This question requires a simple definition of terms.
What is a State? The State, according the Andrew Heywood, is the highest political entity in a country. It is not to be confused with the government. The State, like the Family or Civil Society, is an abstract concept, while the government is the body employed by the State to carry out the functions of the State. That is why there is a distinction between heads of government and heads of State. They are not, as the Pinoy English expression goes, “the same banana.” I think it is closer to our concept of “Bayan”, whereas the government is closer to our concept of “pamahalaan.”
The military is not supposed to be an agent of the government, but rather the State. For while the priorities of the government may change from term to term, the interests of the State remain the same. This is why there may be just coup de etats or military uprisings: because the government may betray State interests.
The State, as it is the highest political body in the land, should have the monopoly of the legitimate use of violence. This requirement is fulfilled by the military and the police force. But the difference is that the police force serves the State only indirectly, as it is directly the arm of the government.
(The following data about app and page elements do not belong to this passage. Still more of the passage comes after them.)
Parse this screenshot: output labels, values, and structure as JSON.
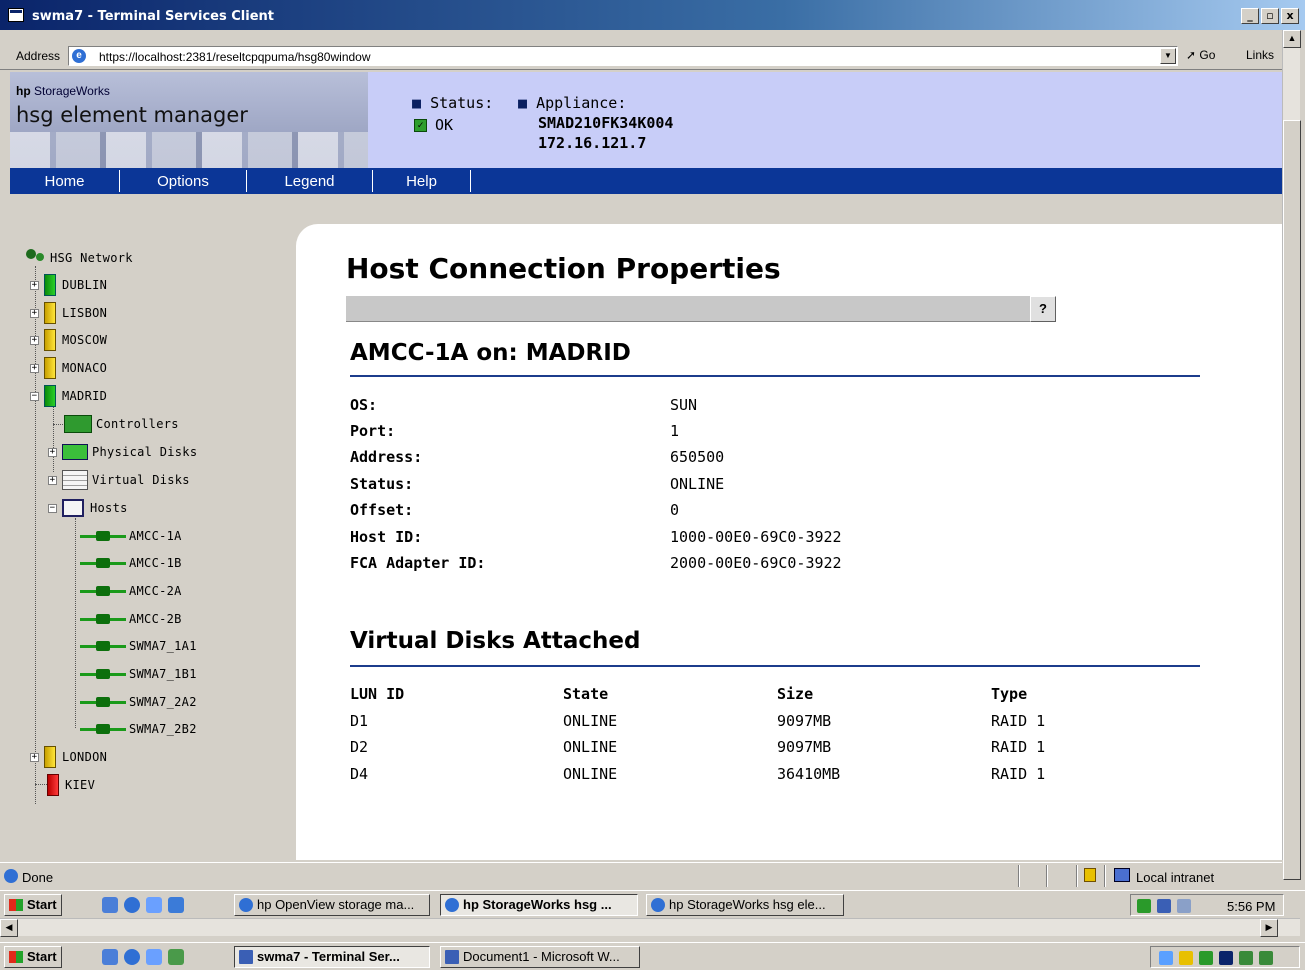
{
  "window": {
    "title": "swma7 - Terminal Services Client",
    "min_glyph": "_",
    "max_glyph": "▫",
    "close_glyph": "x"
  },
  "browser": {
    "address_label": "Address",
    "url": "https://localhost:2381/reseltcpqpuma/hsg80window",
    "go_label": "Go",
    "links_label": "Links"
  },
  "header": {
    "brand_hp": "hp",
    "brand_name": "StorageWorks",
    "product": "hsg element manager",
    "status_label": "Status:",
    "status_value": "OK",
    "appliance_label": "Appliance:",
    "appliance_id": "SMAD210FK34K004",
    "appliance_ip": "172.16.121.7"
  },
  "nav": {
    "home": "Home",
    "options": "Options",
    "legend": "Legend",
    "help": "Help"
  },
  "tree": {
    "root": "HSG Network",
    "nodes": {
      "dublin": "DUBLIN",
      "lisbon": "LISBON",
      "moscow": "MOSCOW",
      "monaco": "MONACO",
      "madrid": "MADRID",
      "controllers": "Controllers",
      "physical_disks": "Physical Disks",
      "virtual_disks": "Virtual Disks",
      "hosts": "Hosts",
      "london": "LONDON",
      "kiev": "KIEV"
    },
    "hosts": [
      "AMCC-1A",
      "AMCC-1B",
      "AMCC-2A",
      "AMCC-2B",
      "SWMA7_1A1",
      "SWMA7_1B1",
      "SWMA7_2A2",
      "SWMA7_2B2"
    ]
  },
  "content": {
    "page_title": "Host Connection Properties",
    "help_label": "?",
    "connection_title": "AMCC-1A on:  MADRID",
    "properties": [
      {
        "label": "OS:",
        "value": "SUN"
      },
      {
        "label": "Port:",
        "value": "1"
      },
      {
        "label": "Address:",
        "value": "650500"
      },
      {
        "label": "Status:",
        "value": "ONLINE"
      },
      {
        "label": "Offset:",
        "value": "0"
      },
      {
        "label": "Host ID:",
        "value": "1000-00E0-69C0-3922"
      },
      {
        "label": "FCA Adapter ID:",
        "value": "2000-00E0-69C0-3922"
      }
    ],
    "vdisks_title": "Virtual Disks Attached",
    "vdisks_columns": [
      "LUN ID",
      "State",
      "Size",
      "Type"
    ],
    "vdisks_rows": [
      [
        "D1",
        "ONLINE",
        "9097MB",
        "RAID 1"
      ],
      [
        "D2",
        "ONLINE",
        "9097MB",
        "RAID 1"
      ],
      [
        "D4",
        "ONLINE",
        "36410MB",
        "RAID 1"
      ]
    ]
  },
  "ie_status": {
    "done": "Done",
    "zone": "Local intranet"
  },
  "taskbar_inner": {
    "start": "Start",
    "tasks": [
      "hp OpenView storage ma...",
      "hp StorageWorks hsg ...",
      "hp StorageWorks hsg ele..."
    ],
    "clock": "5:56 PM"
  },
  "taskbar_outer": {
    "start": "Start",
    "tasks": [
      "swma7 - Terminal Ser...",
      "Document1 - Microsoft W..."
    ]
  },
  "colors": {
    "nav_blue": "#0b3697",
    "header_lavender": "#c8cdf8",
    "rule_blue": "#1c3c8c",
    "ok_green": "#2d9e2d"
  }
}
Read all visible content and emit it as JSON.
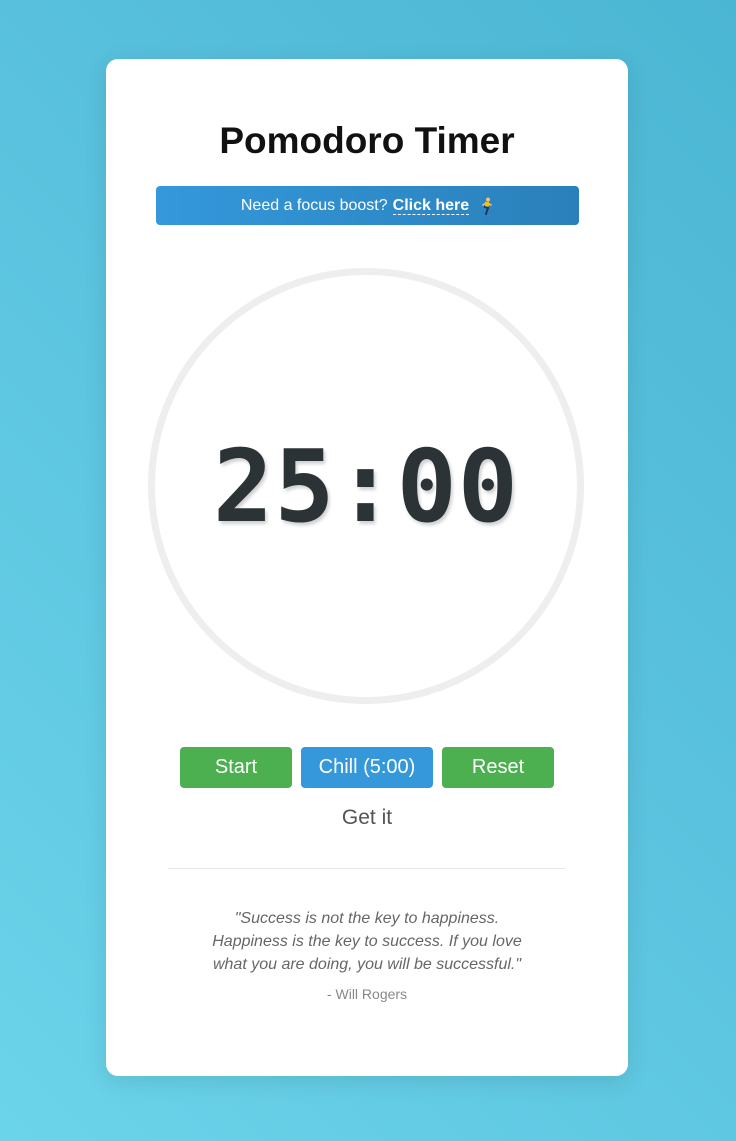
{
  "app": {
    "title": "Pomodoro Timer"
  },
  "banner": {
    "prefix": "Need a focus boost?",
    "link_label": "Click here",
    "icon": "person-running-icon",
    "color_start": "#3498db",
    "color_end": "#2a80ba"
  },
  "timer": {
    "display": "25:00"
  },
  "controls": {
    "start_label": "Start",
    "chill_label": "Chill (5:00)",
    "reset_label": "Reset",
    "get_it_label": "Get it"
  },
  "quote": {
    "text": "\"Success is not the key to happiness. Happiness is the key to success. If you love what you are doing, you will be successful.\"",
    "author": "- Will Rogers"
  },
  "colors": {
    "accent_green": "#4caf50",
    "accent_blue": "#3498db",
    "timer_text": "#2c3336"
  }
}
That is why it is weird for a military person to say that he or she enforces “the rule of law.” Such is the job of the police force. The military is supposed to be concerned with balancing those who challenge the State’s sovereignty, internally and externally.
By this definition we can say that the military is indeed political. Its existence is borne out of political necessity. However, when we say “influenced by politics” it is not a question of should the military be political (it is, by its definition). It is a question of whether or not the military should be politicized.
In the context of the Philippines, at least, being “politicized” means to be subject to the influences of a political and economic elite. When the military, for example, massacres farmers expressing dissent against their landlords, that is the military being politicized. When the military is ordered to abduct and kill political opponents by a dictator, that is not serving the interest of the State, but rather the political leader and his or her government. When coup de etats are quelled by the promise of positions in the government for the generals and support for their campaigns as members of the Congress, that is the military being politicized. This is prevalent in our country. This has been the case, especially post-Marcos.
Does this confusion, then, cause conflict? It does. Internally, those who espouse different political views about how the government is running the State are always in the fear of being eliminated. Military personnel, especially the higher-ups feel entitled to bargain with senators and the executive for personal interests, as they have something to offer in return. We end up with a military with an identity crisis: unaware of what is justly required of them. Do they serve the State or the political and economic elite?
Externally, we are left with a military force which stands inferior against external threats. Because the government allots funds largely to the military to fund elite interests (i.e. militarization) rather than interests of the State (e.g. strengthening border defense, in the case of the territorial disputes with China), we end up with a military that is not only laughable, but is more of a threat to its own People, to its own State, rather than to external challengers.